This is from a new paper by Tania Voon:
... Discrimination and trade-restrictiveness are two distinct concepts that, while overlapping, should not be conflated. A non-discriminatory internal measure is unlikely to restrict trade, because it is unlikely to reduce the competitive opportunities of imported products vis à vis
domestic products. A discriminatory internal measure may act as a barrier to trade and therefore be trade-restrictive. However, discrimination is not necessary to establish trade-restrictiveness, because trade-restrictiveness can exist without discrimination, for example in the case of an import ban that operates in conjunction with corresponding restrictions on domestic production or sales.

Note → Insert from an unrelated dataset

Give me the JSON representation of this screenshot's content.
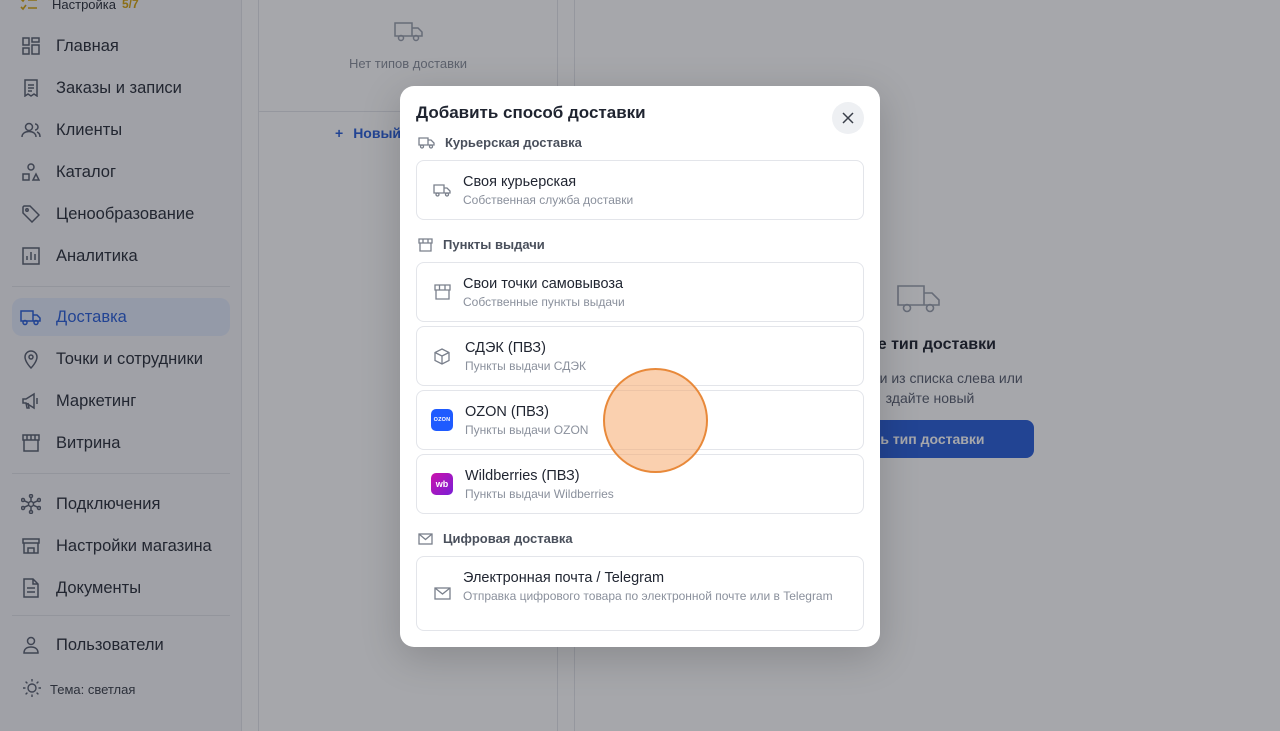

I haven't read the whole paper (just gave it a quick skim), so maybe Tania addresses this, but my question has always been whether there is a qualitative difference between discriminatory measures, on the one hand, and non-discriminatory measures that restrict trade, on the other. Thus, when measuring the degree of trade-restrictiveness, you might want to consider discriminatory measures as more of a problem because of the way in which they restrict trade. A product ban might prohibit trade completely, and thus quantitatively it is worse, but there is something particularly nefarious about discriminatory measures.